**Task:** Report how many lines of the data contain the string "kind". Add nothing.

START Data to process

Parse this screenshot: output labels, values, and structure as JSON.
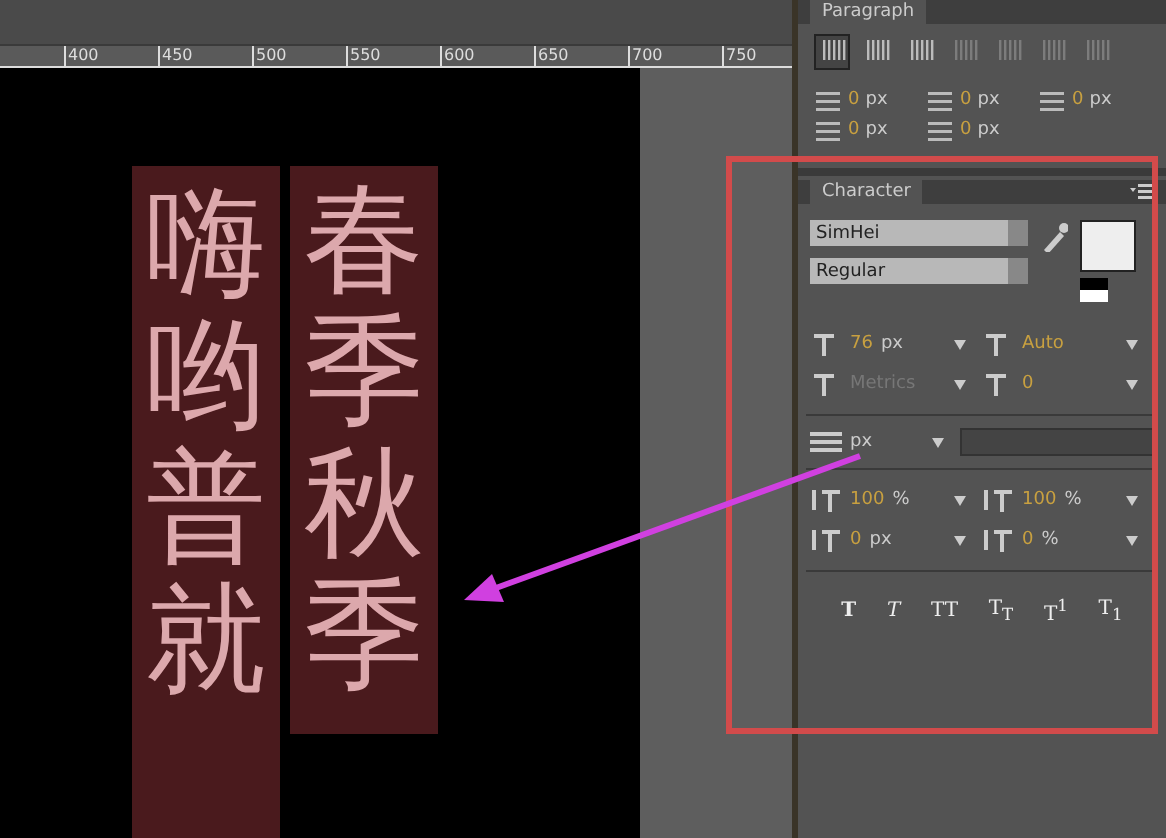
{
  "ruler": {
    "ticks": [
      "400",
      "450",
      "500",
      "550",
      "600",
      "650",
      "700",
      "750"
    ]
  },
  "canvas": {
    "columns": [
      {
        "text": "嗨哟普就"
      },
      {
        "text": "春季秋季"
      }
    ]
  },
  "paragraph_panel": {
    "title": "Paragraph",
    "align_buttons": [
      {
        "selected": true
      },
      {
        "selected": false
      },
      {
        "selected": false
      },
      {
        "selected": false
      },
      {
        "selected": false
      },
      {
        "selected": false
      },
      {
        "selected": false
      }
    ],
    "fields": [
      {
        "value": "0",
        "unit": "px"
      },
      {
        "value": "0",
        "unit": "px"
      },
      {
        "value": "0",
        "unit": "px"
      },
      {
        "value": "0",
        "unit": "px"
      },
      {
        "value": "0",
        "unit": "px"
      }
    ]
  },
  "character_panel": {
    "title": "Character",
    "font_family": "SimHei",
    "font_style": "Regular",
    "rows": [
      {
        "value": "76",
        "unit": "px",
        "disabled": false
      },
      {
        "value": "Auto",
        "unit": "",
        "disabled": false
      },
      {
        "value": "Metrics",
        "unit": "",
        "disabled": true
      },
      {
        "value": "0",
        "unit": "",
        "disabled": false
      }
    ],
    "leading_unit": "px",
    "scale_rows": [
      {
        "value": "100",
        "unit": "%"
      },
      {
        "value": "100",
        "unit": "%"
      },
      {
        "value": "0",
        "unit": "px"
      },
      {
        "value": "0",
        "unit": "%"
      }
    ],
    "style_buttons": [
      {
        "kind": "bold",
        "label": "T"
      },
      {
        "kind": "italic",
        "label": "T"
      },
      {
        "kind": "caps",
        "label": "TT"
      },
      {
        "kind": "smallcaps",
        "label": "T$_{T}$"
      },
      {
        "kind": "super",
        "label": "T$^{1}$"
      },
      {
        "kind": "sub",
        "label": "T$_{1}$"
      }
    ]
  }
}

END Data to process

**Answer to this problem:** 6